Instructions for the task:
A single number is wanted: how many lines of the data include the string "text".

App and web page records
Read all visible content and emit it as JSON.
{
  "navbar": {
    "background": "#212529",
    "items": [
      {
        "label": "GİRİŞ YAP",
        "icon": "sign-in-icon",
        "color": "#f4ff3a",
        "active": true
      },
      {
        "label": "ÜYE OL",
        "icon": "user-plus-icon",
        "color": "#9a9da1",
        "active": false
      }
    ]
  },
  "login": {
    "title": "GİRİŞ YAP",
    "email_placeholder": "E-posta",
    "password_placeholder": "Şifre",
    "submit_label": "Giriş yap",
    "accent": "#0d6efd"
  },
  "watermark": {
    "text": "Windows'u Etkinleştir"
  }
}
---
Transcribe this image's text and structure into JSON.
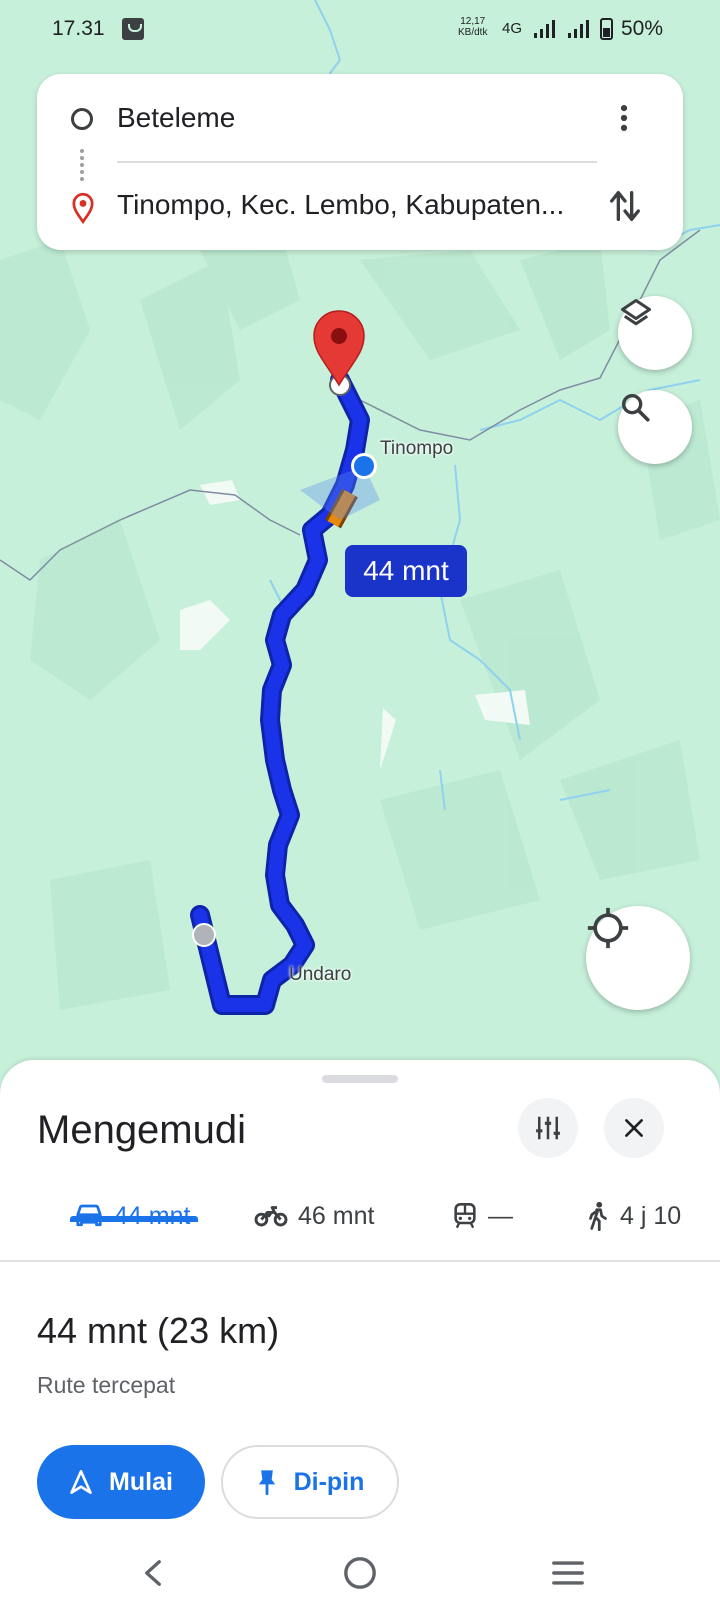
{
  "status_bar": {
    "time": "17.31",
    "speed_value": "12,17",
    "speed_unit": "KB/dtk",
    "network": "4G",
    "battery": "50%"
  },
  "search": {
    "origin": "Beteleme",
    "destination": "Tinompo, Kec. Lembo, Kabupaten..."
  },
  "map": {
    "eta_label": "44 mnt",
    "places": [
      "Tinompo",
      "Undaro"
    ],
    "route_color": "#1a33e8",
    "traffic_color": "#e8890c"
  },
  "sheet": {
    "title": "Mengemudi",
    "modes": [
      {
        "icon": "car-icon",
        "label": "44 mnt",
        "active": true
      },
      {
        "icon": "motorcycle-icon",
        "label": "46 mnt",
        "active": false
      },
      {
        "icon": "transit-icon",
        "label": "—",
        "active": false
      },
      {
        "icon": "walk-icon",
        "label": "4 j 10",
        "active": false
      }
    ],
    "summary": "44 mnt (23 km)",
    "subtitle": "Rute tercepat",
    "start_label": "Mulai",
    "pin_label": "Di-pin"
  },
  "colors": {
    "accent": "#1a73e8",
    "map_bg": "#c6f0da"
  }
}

Solved problem:
2